Date: 6/21/2007 3:21:47 PM ( 10y ago ) Hits:12037 Status:R [Message recommended by a moderator!]
A Hiatal Hernia is difficult to diagnose because it impersonates other medical conditions. People can get quite severe chest pain and think they are about to have a heart attack. More concerning is that a Hiatal Hernia can give rise to the regurgitation of bile acid, chronic indigestion, stomach pain and give rise to the notion that the cause of all this grief is a stomach ulcer or a biliary complaint. The doctor may conclude that the problem is caused by gallstones, and low and behold on ultrasonic examination, Gallstones and sludge is detected. This is not surprising because so many people have Gallstones but only a few suffer the consequences of symptoms.
A Hiatal Hernia occurs when the top of the stomach moves through a diaphragm (the Hiatus) that separates the chest cavity from the bowels
A Hiatal hernia allows stomach acid and gas to travel back up the oesophagus which causes heart burn, belching, bloating, difficulty digesting meat/high protein foods, tension or pressure at the solar plexus, sensitivity at the waist, intestinal gas, regurgitation, hiccups, lack or limitation of appetite, nausea, vomiting, diarrhoea, constipation, and ulcers.

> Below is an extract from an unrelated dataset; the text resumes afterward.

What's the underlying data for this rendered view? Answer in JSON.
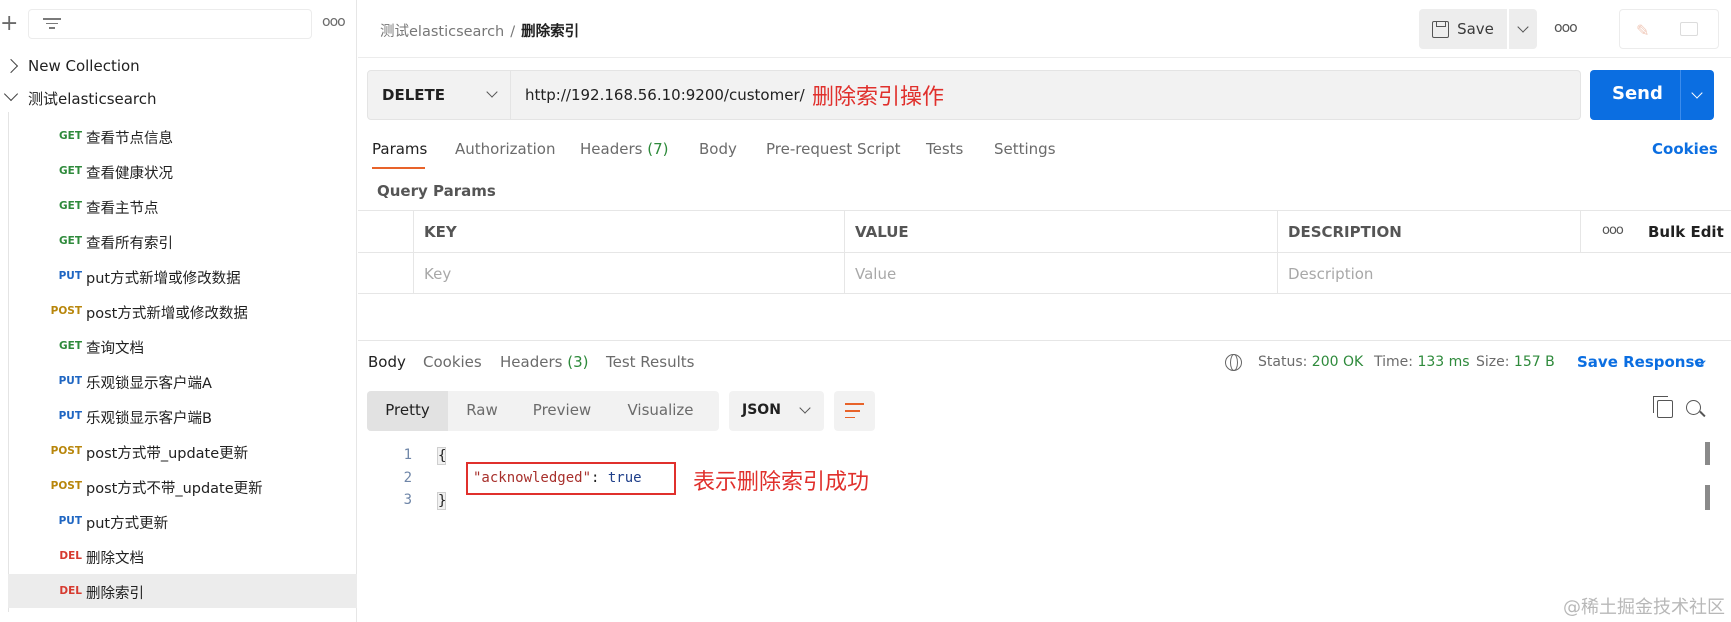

Gastric gas is drawn into the lungs and may irritate the lungs causing a cough. The commonest cause of a long term non-symptomatic cough is indigestion.
The vagus nerve can been aggravated causing changes to heart rate, changes in blood pressure, over or under stimulation of gastric acid and other enzymes, emotional changes, cause a hoarse voice, affect the ear and alter the action of the colon. The vagus (meaning wandering) nerve serves the heart, esophagus, lungs, stomach, small intestines, liver, gall bladder, pancreas, colon, kidney, bladder, and external genitalia. One can only imagine what a long term aggravation of the vagus nerve may cause as it upset the fine balances and PH levels within the body. In the long term poor digestion leads to nutrient deficiency, loss of minerals, greater toxicity, food ‘allergies’ and food sensitivities. This results in fatigue, poor clarity of the mind and emotional difficulties.
A hiatal hernia can cause shallow breathing, changes to heart rate and blood pressure. You feel ill and unwell but the doctor can’t find anything wrong and you end up being diagnosed with a syndrome. Other breathing problems are as follows: Difficulty with deep abdominal breathing, Difficulty in swallowing capsules, Asthma, Inability to take a deep breath from diaphragm, Overall fatigue, Tendency to swallow air, Allergies, Dry tickling cough, Full feeling at base of throat, Pain or burning in upper chest, Pressure in the chest, Pain in the left side of chest, Pressure below breastbone, Lung pain, Rapid heartbeat, Rapid rise in blood pressure, Pain in left shoulder, arm or side of neck.
Other symptoms of a Hiatal hernia may include:
TMJ (Temporo-Mandibular Joint Pain)
Bruxism (Grinding teeth in sleep)
Localized or overall spinal pain
Suppression of anger or other emotions,
Dizziness, Shakiness, Mental Confusion, Anxiety attacks, and Insomnia.
Open ileocecal valve
Cravings for Sugar or alcohol
Menstrual or prostate problems
In fact a Hiatal hernia may mimic almost exactly the symptoms of gallstones. The important lesson is that although it may be overwhelmingly convincing that health problems may be caused by Gallstones other possibilities may exist. The search for a cure is a journey of discovery.